Internet freedom of speech stung by recent European Union court decision

When Austrian Max Schrens prevailed in a privacy case in the European Court of Justice, U.S. Internet companies saw the end to a safe harbor agreement used to handle personal data of Europeans. The decision could open the door to an avalanche  of challenges from Europeans over the handling of their data. (The New York Times, October 9, 2015, by Robert Levine)

Mike Masnick of TechDirt, October 6, 2015, writes that the decision will cause a lot of havoc for U.S. Internet interests, particularly damaging to small companies. Masnick blames the fiasco on the National Security Agency and their mass surveillance that meant that Internet companies could not protect personal information.

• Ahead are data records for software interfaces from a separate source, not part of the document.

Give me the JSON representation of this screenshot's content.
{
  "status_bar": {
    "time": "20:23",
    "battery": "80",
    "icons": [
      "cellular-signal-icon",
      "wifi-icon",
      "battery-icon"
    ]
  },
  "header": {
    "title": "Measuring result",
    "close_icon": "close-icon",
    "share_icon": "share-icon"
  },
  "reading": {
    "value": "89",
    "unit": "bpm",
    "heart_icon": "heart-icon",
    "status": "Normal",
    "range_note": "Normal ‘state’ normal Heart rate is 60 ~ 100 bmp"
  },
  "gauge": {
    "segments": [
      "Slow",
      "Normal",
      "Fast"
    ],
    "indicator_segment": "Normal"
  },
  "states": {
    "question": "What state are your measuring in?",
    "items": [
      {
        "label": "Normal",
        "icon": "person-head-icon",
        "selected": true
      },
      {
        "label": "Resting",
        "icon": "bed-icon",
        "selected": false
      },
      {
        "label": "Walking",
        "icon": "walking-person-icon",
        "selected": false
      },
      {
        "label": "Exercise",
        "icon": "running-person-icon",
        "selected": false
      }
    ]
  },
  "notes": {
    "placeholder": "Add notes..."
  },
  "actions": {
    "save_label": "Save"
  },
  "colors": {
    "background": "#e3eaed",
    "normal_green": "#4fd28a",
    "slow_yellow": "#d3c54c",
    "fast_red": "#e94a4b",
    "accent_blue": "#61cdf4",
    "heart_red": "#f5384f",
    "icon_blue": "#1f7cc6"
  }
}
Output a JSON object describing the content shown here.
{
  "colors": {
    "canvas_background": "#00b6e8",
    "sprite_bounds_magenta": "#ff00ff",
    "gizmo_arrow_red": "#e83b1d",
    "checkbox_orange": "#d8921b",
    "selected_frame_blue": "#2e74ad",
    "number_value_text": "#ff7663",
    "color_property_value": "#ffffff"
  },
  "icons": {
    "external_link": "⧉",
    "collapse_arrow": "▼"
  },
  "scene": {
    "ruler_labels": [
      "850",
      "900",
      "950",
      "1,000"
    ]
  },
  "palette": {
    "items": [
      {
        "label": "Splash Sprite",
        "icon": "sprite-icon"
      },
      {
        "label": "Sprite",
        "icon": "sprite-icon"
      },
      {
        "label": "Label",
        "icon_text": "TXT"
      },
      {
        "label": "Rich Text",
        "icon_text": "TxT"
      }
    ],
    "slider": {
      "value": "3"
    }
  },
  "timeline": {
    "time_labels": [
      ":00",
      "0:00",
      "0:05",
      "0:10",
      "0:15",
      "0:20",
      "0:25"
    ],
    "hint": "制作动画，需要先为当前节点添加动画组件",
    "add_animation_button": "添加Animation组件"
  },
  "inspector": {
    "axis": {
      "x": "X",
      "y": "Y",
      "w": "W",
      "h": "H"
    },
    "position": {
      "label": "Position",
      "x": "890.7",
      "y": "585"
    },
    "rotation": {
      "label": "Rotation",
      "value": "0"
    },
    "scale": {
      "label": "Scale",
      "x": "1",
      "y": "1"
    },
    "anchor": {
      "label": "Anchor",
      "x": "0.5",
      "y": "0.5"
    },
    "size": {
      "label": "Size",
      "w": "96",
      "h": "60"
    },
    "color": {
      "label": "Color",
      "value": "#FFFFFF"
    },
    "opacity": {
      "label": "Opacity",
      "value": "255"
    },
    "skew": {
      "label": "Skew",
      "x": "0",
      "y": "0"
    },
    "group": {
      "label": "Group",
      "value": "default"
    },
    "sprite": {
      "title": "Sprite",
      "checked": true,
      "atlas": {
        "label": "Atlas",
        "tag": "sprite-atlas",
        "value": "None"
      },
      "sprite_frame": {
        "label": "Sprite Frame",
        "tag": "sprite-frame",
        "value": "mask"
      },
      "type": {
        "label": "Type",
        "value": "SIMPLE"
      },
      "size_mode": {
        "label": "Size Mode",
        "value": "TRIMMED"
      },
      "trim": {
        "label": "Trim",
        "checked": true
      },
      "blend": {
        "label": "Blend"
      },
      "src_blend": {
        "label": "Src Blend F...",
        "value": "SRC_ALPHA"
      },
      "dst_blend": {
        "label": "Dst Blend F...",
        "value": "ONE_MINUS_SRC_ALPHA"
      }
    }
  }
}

Masnick, TechDirt, October 8, 2015, says the recent decision portends a collision between the Europeans who value privacy above all and the Americans who generally favor free speech over privacy. It is essential he notes that the Europeans stop chipping away at Internet freedoms and negotiate ways to maintain privacy and a free Internet.